MIT’s Technology Review reports researchers from IBM (IBM), Intel (INTC) and the University of California, Santa Barbara have come up with a way to improve data transmission in data centers. Heather Zheng, associate professor of computer science at UCSB who led the research says wireless is the answer to the in-rack cabling mess usually found in data centers. In their paper (PDF), the researchers say that transmitting data wirelessly within a data center would be simpler than rewiring data for tech titans like Google (GOOG), Facebook or Twitter.
The previous challenge for multi gigabit wireless in the data center was it required a line-of-sight connection to be useful. Achieving the required data center speed could not happen in the maze of metal racks, HVAC ducts and electrical conduits that make up most data centers.
TR reports that the researchers solution is to bounce 60-gigahertz Wi-Fi signals off the ceiling, which could boost data transmission speeds by 30 percent. Stacey Higginbotham at GigaOm points out that this could result in data transfers up of to 500 Gigabits per second. She says current Ethernet cables in data centers are generally 1, 10 or maybe 40 gigabits per second.
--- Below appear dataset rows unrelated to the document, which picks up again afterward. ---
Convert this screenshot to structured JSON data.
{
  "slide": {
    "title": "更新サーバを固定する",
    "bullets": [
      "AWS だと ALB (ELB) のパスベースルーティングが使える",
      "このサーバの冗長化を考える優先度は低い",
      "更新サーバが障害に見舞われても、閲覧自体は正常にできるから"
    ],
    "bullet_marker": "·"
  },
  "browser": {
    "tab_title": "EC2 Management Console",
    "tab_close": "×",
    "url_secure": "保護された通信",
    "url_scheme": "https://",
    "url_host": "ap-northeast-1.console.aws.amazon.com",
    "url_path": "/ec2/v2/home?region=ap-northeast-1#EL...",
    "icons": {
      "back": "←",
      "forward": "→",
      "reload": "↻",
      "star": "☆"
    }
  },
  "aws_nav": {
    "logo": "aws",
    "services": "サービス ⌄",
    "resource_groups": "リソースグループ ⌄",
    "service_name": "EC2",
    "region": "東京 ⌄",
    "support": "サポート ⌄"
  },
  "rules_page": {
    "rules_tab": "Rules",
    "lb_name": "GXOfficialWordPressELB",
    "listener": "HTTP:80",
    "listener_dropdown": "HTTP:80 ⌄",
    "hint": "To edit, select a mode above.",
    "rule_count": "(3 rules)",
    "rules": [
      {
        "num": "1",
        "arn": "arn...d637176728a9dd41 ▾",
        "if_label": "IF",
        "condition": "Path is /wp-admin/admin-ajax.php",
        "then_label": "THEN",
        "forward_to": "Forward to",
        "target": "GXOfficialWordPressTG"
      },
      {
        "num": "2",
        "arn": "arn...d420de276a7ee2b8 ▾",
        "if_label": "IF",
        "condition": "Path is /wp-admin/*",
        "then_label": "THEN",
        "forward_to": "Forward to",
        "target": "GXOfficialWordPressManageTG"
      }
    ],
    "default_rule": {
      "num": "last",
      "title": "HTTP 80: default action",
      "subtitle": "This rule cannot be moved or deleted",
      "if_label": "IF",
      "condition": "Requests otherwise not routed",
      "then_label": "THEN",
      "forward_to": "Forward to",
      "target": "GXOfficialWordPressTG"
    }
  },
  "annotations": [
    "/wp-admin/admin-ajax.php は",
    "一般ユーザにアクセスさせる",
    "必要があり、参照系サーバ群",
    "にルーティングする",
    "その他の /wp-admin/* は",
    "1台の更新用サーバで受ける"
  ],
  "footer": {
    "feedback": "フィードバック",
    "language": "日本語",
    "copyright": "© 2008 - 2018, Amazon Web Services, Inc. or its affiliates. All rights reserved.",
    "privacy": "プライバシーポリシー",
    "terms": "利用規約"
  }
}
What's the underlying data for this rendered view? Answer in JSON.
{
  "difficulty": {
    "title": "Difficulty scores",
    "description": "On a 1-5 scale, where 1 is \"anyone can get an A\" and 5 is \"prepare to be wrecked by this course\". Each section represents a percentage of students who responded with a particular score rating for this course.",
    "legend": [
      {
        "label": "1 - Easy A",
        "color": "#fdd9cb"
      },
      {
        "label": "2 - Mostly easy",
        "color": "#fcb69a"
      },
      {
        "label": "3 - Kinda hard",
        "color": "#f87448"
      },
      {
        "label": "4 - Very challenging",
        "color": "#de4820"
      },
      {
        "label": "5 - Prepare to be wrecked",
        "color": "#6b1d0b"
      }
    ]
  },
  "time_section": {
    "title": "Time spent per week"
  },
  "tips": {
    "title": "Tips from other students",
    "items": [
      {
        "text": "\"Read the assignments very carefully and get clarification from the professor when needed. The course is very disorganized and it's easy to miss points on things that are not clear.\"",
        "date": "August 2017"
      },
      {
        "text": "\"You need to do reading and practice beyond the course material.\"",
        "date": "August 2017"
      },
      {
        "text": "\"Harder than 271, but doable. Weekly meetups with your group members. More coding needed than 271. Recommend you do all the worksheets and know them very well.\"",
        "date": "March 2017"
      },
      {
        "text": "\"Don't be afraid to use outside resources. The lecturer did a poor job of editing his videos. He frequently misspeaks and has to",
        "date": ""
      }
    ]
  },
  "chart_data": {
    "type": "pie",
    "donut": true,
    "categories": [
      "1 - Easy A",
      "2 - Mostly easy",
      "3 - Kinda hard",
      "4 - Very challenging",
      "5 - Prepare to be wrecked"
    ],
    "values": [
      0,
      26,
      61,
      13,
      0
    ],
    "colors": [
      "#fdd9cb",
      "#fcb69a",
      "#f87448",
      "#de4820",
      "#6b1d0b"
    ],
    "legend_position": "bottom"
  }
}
Ms. Zheng and colleagues used 60-gigahertz Wi-Fi, which has a bandwidth in the gigabits-per-second range and was developed for high-definition wireless communications according to TR. However, it has its limitations, says Ms. Zheng. To maximize the bandwidth and reduce interference between signals, it needs to be use 3D beamforming to focus the beams in a direct line of sight between endpoints. “Any obstacle larger than 2.5 millimeters can block the signal,” she says in the TR article.
One way to prevent the antennas from blocking each other would be to allow them to communicate only with their immediate neighbors, creating a type of mesh network. But that would further complicate efforts to route the data to the proper destinations, Professor Zheng told TR. Bouncing the beams off the ceiling directly to their targets not only ensures direct point-to-point communication between antennas but also reduces the chances that any two beams will cross and cause interference. “That’s very important when you have a high density of signals,” she says.
Flat metal plates placed on the ceiling offer near perfect reflection. “You also need an absorber material on the rack to make sure the signal doesn’t bounce back up,” says Ms. Zheng.
According to Technology Review the UCSB team worked with Lei Yang from Intel Labs in Oregon and Weile Zhang at Jiao Tong University in Xi’an, China, to simulate a 160-rack data center to see how the system might work. “Our simulation shows that wireless can add 0.5 terabytes per second,” she says.
IBM is also looking into using wireless technology in data centers, Scott Reynolds, a researcher at IBM’s T.J. Watson Research Center in Yorktown Heights, NY, who has been developing 60-gigahertz systems told TR. “These data centers are just choked with cables,” he says. “And so every time you want to reconfigure one it’s very labor intensive and expensive.” But one problem with turning to wireless transmission, he adds, is that “you need to have hundreds of these wireless data links operating in a data center to be useful.” Since 60-gigahertz Wi-Fi has only four data channels, it’s important to configure the beams so they don’t interfere with each other.
Mark Thiele, the EVP of data center technology at Switch Communications‘ SuperNAP data center, told GigaOm that the research is worth following as low-latency networking inside the data center can be a bottleneck today for applications that range from financial trading to trying to move gigantic data sets around.
TR reports Ms. Zheng and her colleagues are now working on building a prototype data center to put their solution into practice.
Having just done a small data center cleanup, the idea is appealing. We pulled out 2 generations of cabling, IBM Type 1 and a bunch of Cat 3 multi-pair out from under the deck.
Ms. Higginbotham says the choice of 60 GHz for the data center a smart move. Intel is pushing 60GHz for consumer use, under the WiGig brand (I wrote about WiGig in 2010 here). This means the chips would be cheap. Some of the possible security issues raised by running Wi-Fi in data center are tempered by using the 60Ghz range. She says if you are worried about someone standing outside the data center trying to eavesdrop on the data you are transmitting the 60Ghz, signals deteriorate rapidly.
Of course, change is hard and data center guys are going to have to learn wireless and top of rack switches would have to get radio cards installed. The Wi-Fi reflective panels would have to be installed on the ceiling of the data center and the servers would need signal-absorbing surface so the Wi-Fi signals don’t continually bounce around the data center.
Just in case you are confused about WiGig, Wi-Fi and IEEE, EETimes says, “WiGig forged a deal with the Wi-Fi Alliance so its 60 GHz approach can be certified as a future generation of Wi-Fi. The group has aligned its technical approach with the existing IEEE 802.11ad standards effort on 60 GHz.”
Now if only they could do wireless electricity……..
- Getting to multi-gigabit wireless. Yes gigabit! (gigaom.com)